Dataset items

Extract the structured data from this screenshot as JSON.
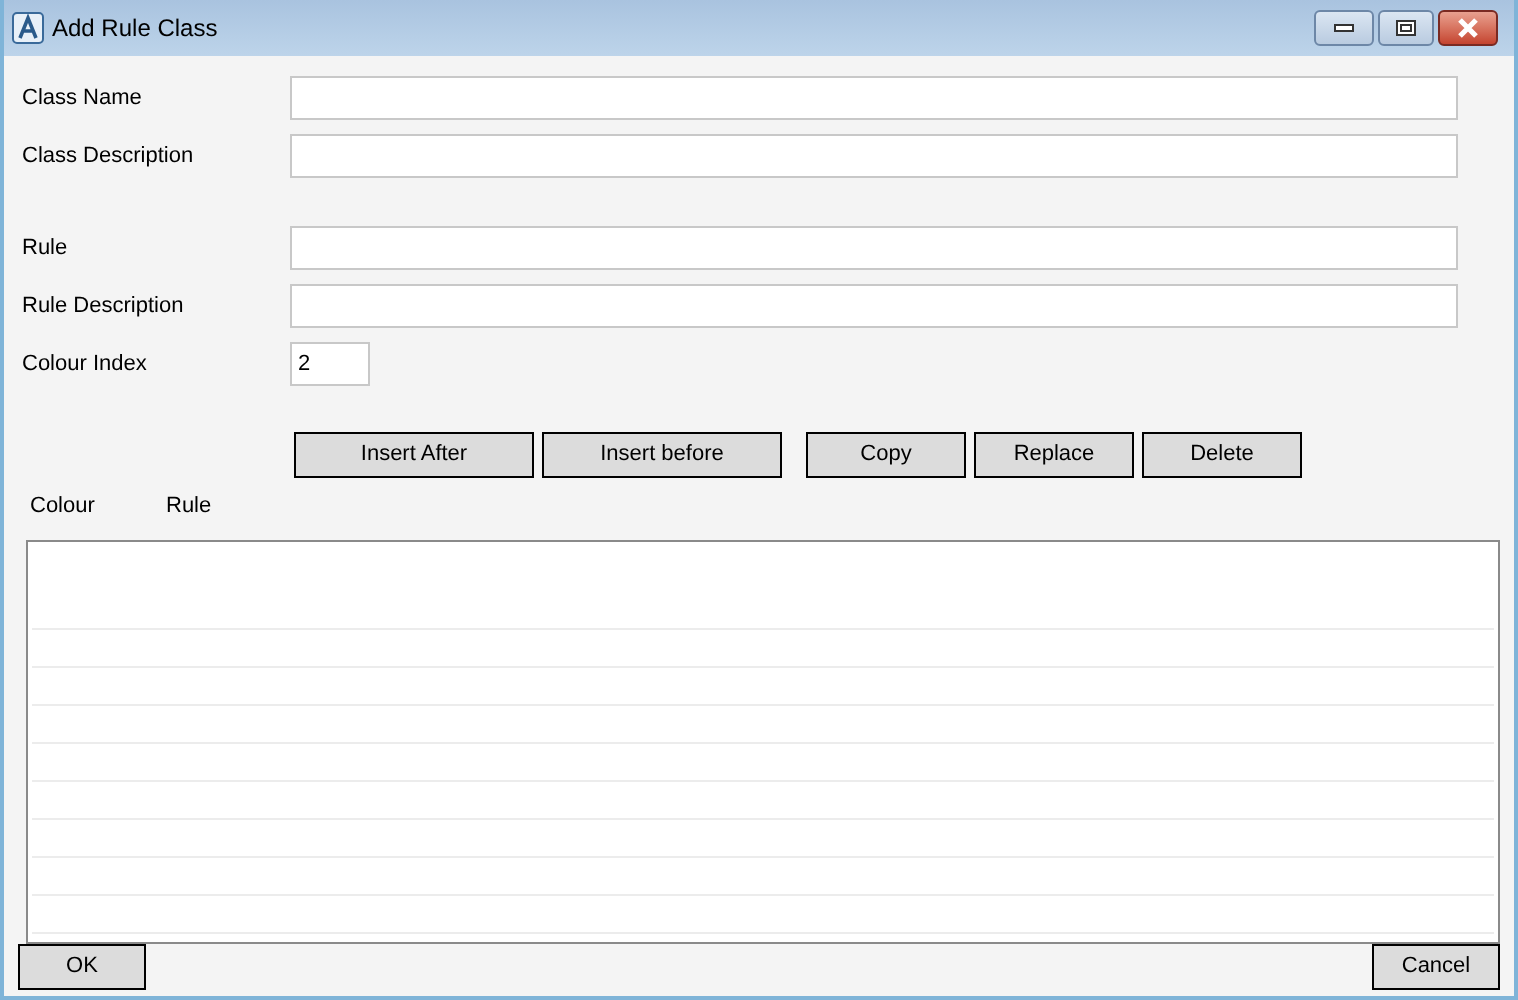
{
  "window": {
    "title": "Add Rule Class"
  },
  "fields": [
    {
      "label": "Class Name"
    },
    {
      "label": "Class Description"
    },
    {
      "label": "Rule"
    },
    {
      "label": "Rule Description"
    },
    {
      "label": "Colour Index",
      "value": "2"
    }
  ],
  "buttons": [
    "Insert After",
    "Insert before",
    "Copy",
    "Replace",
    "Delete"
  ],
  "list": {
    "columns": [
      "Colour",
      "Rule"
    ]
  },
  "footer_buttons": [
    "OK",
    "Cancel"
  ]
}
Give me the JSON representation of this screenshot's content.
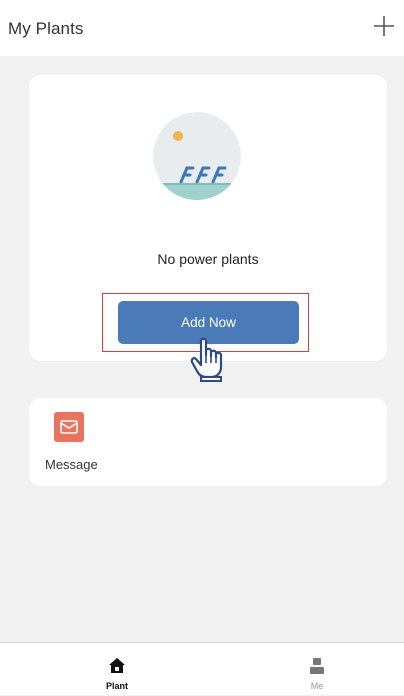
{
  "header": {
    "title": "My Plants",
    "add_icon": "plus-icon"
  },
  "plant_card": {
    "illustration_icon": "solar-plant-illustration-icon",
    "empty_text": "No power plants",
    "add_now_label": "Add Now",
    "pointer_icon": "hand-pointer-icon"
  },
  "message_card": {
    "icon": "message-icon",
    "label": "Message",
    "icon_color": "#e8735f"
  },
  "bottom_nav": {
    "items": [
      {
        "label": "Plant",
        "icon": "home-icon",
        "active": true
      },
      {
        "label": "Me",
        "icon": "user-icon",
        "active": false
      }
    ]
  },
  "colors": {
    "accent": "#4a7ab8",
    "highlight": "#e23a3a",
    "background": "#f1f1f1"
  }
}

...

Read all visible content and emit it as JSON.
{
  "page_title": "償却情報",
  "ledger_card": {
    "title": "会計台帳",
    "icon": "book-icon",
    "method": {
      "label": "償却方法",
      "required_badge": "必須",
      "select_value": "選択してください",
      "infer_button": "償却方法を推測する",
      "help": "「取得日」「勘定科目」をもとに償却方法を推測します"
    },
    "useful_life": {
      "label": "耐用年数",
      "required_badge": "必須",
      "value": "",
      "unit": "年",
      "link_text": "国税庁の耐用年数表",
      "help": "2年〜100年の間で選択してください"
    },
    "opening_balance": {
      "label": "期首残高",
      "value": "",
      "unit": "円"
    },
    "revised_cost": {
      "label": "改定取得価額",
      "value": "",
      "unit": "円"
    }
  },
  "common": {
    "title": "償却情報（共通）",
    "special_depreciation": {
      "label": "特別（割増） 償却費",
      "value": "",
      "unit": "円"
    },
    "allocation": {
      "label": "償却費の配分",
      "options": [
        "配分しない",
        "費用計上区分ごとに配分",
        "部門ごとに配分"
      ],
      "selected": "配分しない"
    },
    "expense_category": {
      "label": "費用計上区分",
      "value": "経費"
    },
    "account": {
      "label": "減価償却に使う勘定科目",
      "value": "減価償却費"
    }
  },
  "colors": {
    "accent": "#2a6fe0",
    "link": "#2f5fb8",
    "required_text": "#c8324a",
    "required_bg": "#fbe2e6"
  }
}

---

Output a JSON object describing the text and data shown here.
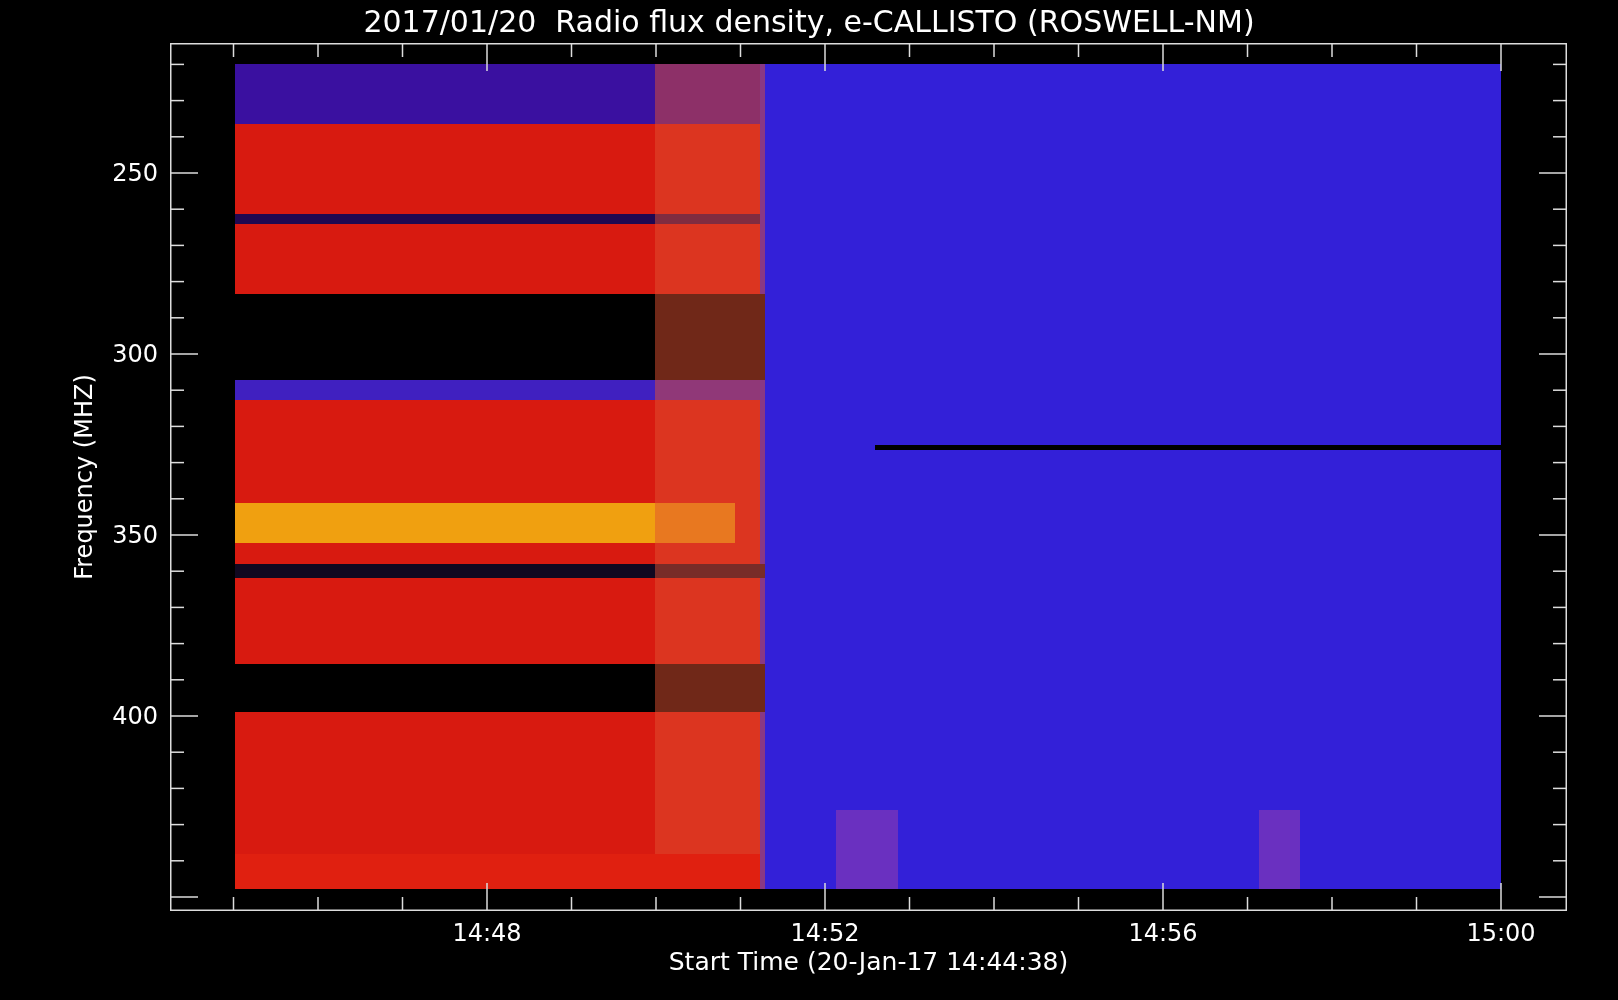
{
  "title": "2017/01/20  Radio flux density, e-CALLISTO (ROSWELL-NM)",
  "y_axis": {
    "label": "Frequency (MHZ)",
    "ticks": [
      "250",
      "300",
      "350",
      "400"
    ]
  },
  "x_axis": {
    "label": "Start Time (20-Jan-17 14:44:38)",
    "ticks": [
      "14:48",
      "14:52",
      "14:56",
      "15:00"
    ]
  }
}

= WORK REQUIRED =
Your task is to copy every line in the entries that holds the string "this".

= RESPONSE =
Extract the structured data from this screenshot as JSON.
Give me the JSON representation of this screenshot's content.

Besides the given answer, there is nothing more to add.